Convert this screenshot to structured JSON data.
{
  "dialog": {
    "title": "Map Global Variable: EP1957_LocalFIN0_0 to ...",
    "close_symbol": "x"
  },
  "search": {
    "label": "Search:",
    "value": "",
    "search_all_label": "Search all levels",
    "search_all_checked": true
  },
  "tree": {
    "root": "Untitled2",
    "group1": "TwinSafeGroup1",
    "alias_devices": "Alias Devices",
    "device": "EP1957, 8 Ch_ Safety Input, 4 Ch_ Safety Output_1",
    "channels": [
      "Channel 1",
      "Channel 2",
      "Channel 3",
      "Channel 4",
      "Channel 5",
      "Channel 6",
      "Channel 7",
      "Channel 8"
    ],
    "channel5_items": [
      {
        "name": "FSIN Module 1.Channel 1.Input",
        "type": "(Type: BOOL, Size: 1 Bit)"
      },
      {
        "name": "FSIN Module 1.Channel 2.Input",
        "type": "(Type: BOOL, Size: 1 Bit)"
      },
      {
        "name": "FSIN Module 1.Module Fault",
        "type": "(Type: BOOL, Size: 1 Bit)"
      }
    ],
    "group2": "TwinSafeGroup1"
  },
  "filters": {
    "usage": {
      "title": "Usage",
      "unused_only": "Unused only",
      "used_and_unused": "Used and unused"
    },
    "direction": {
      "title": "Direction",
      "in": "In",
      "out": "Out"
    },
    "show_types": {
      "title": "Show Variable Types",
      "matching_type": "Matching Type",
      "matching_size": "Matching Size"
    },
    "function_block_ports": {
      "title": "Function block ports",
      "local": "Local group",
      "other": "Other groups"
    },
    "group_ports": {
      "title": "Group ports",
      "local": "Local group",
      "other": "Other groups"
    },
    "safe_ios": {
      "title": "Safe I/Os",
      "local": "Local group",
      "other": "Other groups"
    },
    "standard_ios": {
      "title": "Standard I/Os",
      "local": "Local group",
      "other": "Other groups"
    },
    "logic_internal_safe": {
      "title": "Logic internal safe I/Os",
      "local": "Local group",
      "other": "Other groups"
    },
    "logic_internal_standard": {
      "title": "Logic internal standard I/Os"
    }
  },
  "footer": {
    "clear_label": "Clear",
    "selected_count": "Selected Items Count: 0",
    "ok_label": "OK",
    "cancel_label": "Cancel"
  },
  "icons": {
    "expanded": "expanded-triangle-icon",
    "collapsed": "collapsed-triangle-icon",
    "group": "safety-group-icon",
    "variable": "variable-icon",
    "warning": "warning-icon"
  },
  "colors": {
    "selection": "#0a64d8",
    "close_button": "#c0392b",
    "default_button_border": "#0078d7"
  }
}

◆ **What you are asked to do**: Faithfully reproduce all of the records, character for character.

◆ **Solved exercise**:
Convert this screenshot to structured JSON data.
{
  "dialog": {
    "title": "Map Global Variable: EP1957_LocalFIN0_0 to ...",
    "close_symbol": "x"
  },
  "search": {
    "label": "Search:",
    "value": "",
    "search_all_label": "Search all levels",
    "search_all_checked": true
  },
  "tree": {
    "root": "Untitled2",
    "group1": "TwinSafeGroup1",
    "alias_devices": "Alias Devices",
    "device": "EP1957, 8 Ch_ Safety Input, 4 Ch_ Safety Output_1",
    "channels": [
      "Channel 1",
      "Channel 2",
      "Channel 3",
      "Channel 4",
      "Channel 5",
      "Channel 6",
      "Channel 7",
      "Channel 8"
    ],
    "channel5_items": [
      {
        "name": "FSIN Module 1.Channel 1.Input",
        "type": "(Type: BOOL, Size: 1 Bit)"
      },
      {
        "name": "FSIN Module 1.Channel 2.Input",
        "type": "(Type: BOOL, Size: 1 Bit)"
      },
      {
        "name": "FSIN Module 1.Module Fault",
        "type": "(Type: BOOL, Size: 1 Bit)"
      }
    ],
    "group2": "TwinSafeGroup1"
  },
  "filters": {
    "usage": {
      "title": "Usage",
      "unused_only": "Unused only",
      "used_and_unused": "Used and unused"
    },
    "direction": {
      "title": "Direction",
      "in": "In",
      "out": "Out"
    },
    "show_types": {
      "title": "Show Variable Types",
      "matching_type": "Matching Type",
      "matching_size": "Matching Size"
    },
    "function_block_ports": {
      "title": "Function block ports",
      "local": "Local group",
      "other": "Other groups"
    },
    "group_ports": {
      "title": "Group ports",
      "local": "Local group",
      "other": "Other groups"
    },
    "safe_ios": {
      "title": "Safe I/Os",
      "local": "Local group",
      "other": "Other groups"
    },
    "standard_ios": {
      "title": "Standard I/Os",
      "local": "Local group",
      "other": "Other groups"
    },
    "logic_internal_safe": {
      "title": "Logic internal safe I/Os",
      "local": "Local group",
      "other": "Other groups"
    },
    "logic_internal_standard": {
      "title": "Logic internal standard I/Os"
    }
  },
  "footer": {
    "clear_label": "Clear",
    "selected_count": "Selected Items Count: 0",
    "ok_label": "OK",
    "cancel_label": "Cancel"
  },
  "icons": {
    "expanded": "expanded-triangle-icon",
    "collapsed": "collapsed-triangle-icon",
    "group": "safety-group-icon",
    "variable": "variable-icon",
    "warning": "warning-icon"
  },
  "colors": {
    "selection": "#0a64d8",
    "close_button": "#c0392b",
    "default_button_border": "#0078d7"
  }
}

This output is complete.